[Exercise inputs]:

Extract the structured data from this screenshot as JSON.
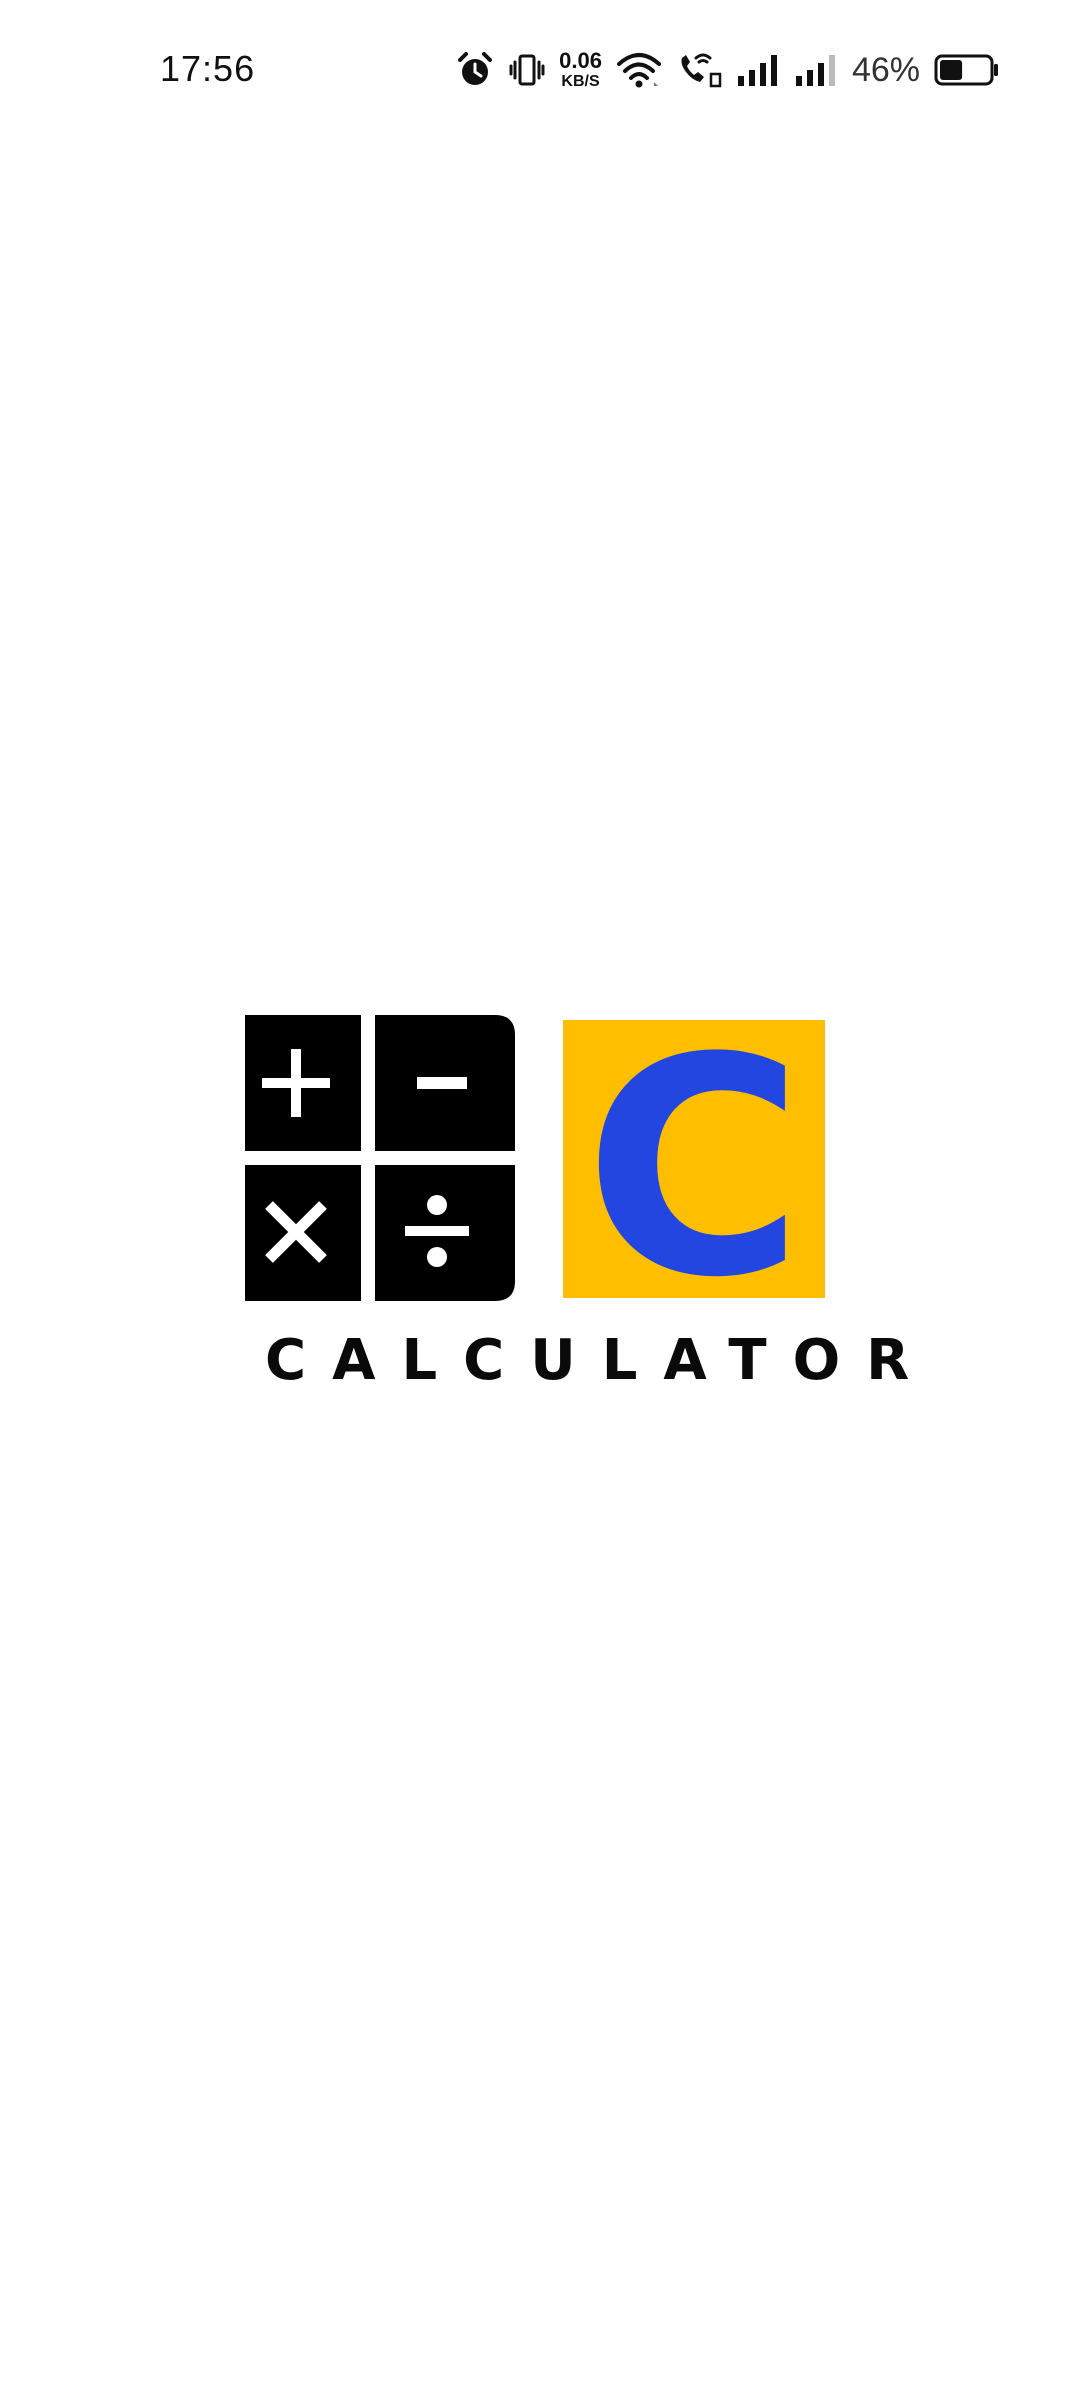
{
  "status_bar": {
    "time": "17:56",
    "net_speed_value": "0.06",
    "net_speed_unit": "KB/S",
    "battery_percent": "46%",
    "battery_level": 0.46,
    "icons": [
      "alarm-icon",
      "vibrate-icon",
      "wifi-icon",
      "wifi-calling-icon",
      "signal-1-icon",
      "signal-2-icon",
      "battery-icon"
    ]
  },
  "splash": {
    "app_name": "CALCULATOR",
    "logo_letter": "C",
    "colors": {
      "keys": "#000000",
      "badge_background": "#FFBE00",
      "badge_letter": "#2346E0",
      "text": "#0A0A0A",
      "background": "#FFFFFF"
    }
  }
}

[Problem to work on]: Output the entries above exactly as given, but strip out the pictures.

[Output for this exercise]:
Extract the structured data from this screenshot as JSON.
{
  "status_bar": {
    "time": "17:56",
    "net_speed_value": "0.06",
    "net_speed_unit": "KB/S",
    "battery_percent": "46%",
    "battery_level": 0.46,
    "icons": [
      "alarm-icon",
      "vibrate-icon",
      "wifi-icon",
      "wifi-calling-icon",
      "signal-1-icon",
      "signal-2-icon",
      "battery-icon"
    ]
  },
  "splash": {
    "app_name": "CALCULATOR",
    "logo_letter": "C",
    "colors": {
      "keys": "#000000",
      "badge_background": "#FFBE00",
      "badge_letter": "#2346E0",
      "text": "#0A0A0A",
      "background": "#FFFFFF"
    }
  }
}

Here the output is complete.